(Component data from apps and pages)

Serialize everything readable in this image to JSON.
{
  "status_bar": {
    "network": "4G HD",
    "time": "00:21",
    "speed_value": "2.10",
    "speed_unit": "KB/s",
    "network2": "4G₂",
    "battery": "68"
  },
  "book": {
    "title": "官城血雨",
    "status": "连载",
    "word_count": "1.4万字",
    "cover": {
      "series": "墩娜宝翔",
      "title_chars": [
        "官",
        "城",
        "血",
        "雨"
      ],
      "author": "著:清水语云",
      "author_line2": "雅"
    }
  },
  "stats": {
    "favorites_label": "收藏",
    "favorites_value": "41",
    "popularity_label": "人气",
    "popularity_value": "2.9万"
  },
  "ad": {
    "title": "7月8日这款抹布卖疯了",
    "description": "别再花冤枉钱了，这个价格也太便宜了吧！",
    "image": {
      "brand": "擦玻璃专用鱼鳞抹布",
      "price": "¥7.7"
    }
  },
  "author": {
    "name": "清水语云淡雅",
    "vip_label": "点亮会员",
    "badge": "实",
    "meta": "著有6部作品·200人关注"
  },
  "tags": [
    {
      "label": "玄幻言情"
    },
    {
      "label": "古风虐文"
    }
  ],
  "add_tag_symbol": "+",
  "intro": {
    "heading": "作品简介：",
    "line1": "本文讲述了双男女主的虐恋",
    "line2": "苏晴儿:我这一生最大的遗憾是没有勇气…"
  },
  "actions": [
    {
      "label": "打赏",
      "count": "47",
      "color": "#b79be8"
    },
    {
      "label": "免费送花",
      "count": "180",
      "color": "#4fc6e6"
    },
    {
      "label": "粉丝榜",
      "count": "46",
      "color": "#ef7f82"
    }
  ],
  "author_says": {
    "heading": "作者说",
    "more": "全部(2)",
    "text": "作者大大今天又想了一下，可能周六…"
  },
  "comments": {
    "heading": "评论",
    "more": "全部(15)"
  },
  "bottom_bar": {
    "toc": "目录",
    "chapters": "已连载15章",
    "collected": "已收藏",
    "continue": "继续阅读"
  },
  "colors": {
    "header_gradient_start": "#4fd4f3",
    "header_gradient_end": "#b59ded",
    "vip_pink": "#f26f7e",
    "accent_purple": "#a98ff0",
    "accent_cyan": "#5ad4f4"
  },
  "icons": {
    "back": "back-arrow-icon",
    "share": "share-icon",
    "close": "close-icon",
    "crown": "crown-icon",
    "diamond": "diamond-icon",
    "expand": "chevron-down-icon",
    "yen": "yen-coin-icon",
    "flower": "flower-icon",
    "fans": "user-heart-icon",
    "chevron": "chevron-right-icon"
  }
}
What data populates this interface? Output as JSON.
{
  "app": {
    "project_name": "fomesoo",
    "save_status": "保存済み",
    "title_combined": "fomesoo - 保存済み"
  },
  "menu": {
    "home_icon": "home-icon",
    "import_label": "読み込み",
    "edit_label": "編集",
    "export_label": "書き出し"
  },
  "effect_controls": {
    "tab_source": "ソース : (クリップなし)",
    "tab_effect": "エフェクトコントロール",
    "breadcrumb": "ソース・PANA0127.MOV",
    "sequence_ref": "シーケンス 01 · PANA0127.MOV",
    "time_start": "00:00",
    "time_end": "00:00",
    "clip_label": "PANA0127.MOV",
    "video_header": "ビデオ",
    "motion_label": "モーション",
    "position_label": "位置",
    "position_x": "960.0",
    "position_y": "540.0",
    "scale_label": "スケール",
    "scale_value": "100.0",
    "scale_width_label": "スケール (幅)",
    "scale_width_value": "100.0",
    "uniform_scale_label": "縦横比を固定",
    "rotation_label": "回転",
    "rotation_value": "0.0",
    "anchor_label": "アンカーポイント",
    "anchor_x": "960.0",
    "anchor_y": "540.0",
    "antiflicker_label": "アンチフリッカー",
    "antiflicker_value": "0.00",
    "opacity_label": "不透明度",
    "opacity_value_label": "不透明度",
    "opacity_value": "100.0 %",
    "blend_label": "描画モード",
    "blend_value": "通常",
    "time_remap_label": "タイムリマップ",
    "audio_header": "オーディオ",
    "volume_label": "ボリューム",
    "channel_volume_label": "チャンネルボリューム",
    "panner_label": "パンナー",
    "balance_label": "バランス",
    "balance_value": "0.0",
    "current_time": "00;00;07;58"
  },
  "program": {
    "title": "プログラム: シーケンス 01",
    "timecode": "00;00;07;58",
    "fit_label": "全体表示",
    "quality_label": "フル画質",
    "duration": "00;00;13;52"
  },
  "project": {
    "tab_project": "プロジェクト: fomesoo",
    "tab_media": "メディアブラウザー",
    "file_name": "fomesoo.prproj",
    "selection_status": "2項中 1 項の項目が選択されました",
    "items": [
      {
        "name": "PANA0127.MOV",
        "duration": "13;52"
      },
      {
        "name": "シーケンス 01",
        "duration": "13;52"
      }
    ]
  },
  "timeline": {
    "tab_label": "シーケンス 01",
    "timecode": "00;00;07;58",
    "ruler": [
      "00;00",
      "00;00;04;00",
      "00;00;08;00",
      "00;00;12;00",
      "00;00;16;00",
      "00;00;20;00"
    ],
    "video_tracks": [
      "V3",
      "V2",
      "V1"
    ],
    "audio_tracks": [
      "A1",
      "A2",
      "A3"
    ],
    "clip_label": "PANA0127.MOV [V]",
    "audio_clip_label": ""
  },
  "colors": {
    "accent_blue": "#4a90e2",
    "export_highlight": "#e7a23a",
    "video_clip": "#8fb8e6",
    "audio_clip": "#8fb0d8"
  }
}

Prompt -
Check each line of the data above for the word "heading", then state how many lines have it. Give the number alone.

Result -
3